## Work instructions
Only lines holding the word "below" are wanted from the records; copy all of them.

## Input data
......

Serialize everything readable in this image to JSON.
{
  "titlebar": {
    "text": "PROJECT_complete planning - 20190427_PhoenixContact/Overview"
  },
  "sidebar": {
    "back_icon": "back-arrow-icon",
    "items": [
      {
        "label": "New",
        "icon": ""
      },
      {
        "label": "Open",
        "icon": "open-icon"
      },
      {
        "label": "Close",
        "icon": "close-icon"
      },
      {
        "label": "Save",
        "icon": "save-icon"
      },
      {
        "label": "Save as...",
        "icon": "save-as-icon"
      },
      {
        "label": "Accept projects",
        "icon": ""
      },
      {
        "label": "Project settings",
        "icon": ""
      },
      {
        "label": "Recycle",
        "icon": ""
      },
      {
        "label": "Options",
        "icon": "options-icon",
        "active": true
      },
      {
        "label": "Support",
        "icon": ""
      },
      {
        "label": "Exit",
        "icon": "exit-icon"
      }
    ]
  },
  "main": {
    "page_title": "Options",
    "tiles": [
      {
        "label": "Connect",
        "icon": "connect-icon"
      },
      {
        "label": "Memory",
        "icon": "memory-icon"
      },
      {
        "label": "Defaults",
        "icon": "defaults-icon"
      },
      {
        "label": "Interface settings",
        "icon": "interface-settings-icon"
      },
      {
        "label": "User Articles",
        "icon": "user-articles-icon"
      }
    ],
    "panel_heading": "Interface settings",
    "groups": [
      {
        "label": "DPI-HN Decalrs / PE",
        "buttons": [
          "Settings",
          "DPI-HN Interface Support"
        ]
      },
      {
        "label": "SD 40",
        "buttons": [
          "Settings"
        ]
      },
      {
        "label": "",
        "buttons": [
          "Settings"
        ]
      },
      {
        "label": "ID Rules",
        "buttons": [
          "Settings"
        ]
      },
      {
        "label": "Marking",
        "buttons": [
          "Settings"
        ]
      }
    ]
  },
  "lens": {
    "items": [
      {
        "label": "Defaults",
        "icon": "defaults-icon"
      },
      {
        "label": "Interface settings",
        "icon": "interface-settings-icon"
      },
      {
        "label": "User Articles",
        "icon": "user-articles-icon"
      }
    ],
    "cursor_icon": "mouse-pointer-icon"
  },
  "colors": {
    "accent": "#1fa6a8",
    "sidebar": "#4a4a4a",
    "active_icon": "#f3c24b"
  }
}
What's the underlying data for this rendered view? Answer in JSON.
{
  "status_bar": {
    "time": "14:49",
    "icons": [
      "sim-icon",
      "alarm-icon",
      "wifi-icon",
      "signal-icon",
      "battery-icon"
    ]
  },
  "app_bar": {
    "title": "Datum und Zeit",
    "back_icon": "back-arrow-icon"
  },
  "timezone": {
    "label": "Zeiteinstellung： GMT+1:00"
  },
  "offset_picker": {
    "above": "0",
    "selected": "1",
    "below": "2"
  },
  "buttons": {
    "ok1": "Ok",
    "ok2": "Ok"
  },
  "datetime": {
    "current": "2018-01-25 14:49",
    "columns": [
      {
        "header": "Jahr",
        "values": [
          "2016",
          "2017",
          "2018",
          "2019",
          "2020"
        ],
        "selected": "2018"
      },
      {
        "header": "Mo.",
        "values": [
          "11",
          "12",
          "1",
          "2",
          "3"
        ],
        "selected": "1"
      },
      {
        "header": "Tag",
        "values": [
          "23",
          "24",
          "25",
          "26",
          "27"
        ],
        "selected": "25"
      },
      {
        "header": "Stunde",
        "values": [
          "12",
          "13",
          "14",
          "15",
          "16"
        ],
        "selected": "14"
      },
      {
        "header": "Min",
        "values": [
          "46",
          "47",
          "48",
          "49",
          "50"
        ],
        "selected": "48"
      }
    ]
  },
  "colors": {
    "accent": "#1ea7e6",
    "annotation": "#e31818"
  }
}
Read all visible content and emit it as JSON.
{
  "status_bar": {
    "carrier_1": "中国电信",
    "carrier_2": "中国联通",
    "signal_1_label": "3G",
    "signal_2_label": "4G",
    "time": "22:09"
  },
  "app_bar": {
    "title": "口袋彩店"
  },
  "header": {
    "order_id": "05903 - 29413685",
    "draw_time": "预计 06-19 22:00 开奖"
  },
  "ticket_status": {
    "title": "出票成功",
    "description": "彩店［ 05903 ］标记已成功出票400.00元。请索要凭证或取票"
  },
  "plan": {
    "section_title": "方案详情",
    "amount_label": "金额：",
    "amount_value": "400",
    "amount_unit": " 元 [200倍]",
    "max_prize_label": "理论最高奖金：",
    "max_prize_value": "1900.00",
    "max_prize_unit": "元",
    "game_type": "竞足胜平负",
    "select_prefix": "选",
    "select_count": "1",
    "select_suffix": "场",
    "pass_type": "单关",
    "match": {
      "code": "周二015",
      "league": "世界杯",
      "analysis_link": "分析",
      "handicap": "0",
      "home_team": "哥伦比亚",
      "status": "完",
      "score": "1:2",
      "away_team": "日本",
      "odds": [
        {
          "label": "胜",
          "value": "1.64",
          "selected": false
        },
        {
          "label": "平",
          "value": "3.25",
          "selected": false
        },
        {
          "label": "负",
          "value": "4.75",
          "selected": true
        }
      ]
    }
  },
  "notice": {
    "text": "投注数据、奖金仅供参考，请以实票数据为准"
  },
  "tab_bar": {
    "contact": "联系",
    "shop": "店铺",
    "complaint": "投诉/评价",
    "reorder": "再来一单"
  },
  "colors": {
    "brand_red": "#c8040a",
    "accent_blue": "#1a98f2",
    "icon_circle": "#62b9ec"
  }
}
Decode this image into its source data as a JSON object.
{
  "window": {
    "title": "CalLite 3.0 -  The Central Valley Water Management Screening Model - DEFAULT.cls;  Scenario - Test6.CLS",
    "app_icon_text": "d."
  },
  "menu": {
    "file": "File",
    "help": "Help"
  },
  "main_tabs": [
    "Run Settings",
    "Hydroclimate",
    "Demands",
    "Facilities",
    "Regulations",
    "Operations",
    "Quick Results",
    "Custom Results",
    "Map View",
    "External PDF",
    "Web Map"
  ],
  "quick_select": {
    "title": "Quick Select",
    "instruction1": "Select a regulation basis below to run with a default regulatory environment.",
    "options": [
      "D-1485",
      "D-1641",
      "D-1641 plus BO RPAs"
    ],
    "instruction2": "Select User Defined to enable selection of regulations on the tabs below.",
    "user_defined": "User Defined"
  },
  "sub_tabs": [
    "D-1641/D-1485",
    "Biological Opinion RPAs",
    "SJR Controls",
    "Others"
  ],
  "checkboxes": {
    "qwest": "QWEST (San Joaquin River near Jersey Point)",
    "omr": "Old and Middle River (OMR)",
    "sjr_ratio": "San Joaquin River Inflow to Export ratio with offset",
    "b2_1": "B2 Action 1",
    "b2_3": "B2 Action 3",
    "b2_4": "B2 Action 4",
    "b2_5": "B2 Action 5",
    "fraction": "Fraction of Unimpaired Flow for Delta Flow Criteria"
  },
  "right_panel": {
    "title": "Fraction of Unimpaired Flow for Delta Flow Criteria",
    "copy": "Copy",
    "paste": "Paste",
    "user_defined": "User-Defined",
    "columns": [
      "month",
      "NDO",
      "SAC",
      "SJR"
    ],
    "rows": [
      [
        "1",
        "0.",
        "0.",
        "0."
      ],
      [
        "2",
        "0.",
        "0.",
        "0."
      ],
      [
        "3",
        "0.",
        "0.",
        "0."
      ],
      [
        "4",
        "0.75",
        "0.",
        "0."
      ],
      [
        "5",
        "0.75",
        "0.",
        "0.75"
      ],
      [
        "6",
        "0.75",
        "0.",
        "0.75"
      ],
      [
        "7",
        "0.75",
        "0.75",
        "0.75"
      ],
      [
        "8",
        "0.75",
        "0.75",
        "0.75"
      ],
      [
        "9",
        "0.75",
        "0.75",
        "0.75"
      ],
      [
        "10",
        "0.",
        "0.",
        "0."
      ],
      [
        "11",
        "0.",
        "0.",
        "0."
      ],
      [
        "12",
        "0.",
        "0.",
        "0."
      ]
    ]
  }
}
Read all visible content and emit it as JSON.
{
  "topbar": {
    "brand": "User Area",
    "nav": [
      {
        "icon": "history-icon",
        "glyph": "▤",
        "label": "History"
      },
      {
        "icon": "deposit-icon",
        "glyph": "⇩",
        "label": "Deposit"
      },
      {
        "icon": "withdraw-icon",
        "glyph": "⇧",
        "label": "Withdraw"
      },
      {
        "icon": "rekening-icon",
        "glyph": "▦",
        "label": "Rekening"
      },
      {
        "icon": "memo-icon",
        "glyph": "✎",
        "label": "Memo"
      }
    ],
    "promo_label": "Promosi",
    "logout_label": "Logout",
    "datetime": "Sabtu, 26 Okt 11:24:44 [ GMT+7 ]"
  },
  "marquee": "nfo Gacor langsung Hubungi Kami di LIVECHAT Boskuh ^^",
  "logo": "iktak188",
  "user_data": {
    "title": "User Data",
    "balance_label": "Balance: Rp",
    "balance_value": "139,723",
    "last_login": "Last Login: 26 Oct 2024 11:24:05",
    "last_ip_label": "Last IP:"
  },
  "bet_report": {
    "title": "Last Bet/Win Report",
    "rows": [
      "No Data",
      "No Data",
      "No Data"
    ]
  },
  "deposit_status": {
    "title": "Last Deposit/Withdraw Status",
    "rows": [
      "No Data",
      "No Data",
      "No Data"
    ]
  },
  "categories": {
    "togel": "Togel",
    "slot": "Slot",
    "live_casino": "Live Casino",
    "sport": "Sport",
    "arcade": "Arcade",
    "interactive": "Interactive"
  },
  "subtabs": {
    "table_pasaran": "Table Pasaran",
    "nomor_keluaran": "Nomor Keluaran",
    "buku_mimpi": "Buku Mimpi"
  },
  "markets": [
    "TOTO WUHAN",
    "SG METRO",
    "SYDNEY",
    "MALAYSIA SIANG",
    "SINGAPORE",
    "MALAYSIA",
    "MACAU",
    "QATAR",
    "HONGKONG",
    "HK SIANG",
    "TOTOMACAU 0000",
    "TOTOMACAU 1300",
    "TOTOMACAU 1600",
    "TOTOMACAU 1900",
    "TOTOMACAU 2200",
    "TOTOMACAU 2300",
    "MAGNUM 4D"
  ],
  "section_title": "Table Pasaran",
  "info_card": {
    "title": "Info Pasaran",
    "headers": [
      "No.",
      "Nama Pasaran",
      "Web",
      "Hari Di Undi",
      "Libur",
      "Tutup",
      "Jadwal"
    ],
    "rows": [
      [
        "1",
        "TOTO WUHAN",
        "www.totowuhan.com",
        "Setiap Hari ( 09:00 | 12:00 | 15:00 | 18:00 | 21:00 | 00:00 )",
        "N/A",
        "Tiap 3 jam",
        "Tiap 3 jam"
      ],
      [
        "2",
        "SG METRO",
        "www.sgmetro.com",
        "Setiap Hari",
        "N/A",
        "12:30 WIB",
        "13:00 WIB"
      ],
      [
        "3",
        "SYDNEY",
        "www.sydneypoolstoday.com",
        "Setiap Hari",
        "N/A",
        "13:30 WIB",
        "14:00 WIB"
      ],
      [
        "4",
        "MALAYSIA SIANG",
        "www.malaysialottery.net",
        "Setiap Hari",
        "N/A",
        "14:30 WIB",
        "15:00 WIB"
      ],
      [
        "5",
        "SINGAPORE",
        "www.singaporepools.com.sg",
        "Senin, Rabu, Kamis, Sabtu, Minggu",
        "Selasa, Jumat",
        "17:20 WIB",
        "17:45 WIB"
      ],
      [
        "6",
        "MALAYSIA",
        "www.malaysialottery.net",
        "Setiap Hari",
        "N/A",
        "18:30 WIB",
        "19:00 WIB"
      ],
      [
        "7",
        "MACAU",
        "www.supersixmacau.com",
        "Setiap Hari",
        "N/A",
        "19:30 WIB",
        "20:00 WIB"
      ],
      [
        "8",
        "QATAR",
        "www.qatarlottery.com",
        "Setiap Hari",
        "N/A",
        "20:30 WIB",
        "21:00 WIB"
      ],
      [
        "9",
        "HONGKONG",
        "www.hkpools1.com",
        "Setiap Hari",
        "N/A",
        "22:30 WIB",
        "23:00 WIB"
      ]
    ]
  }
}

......

## Solution to the problem
    "below": "2"
    "instruction1": "Select a regulation basis below to run with a default regulatory environment.",
    "instruction2": "Select User Defined to enable selection of regulations on the tabs below.",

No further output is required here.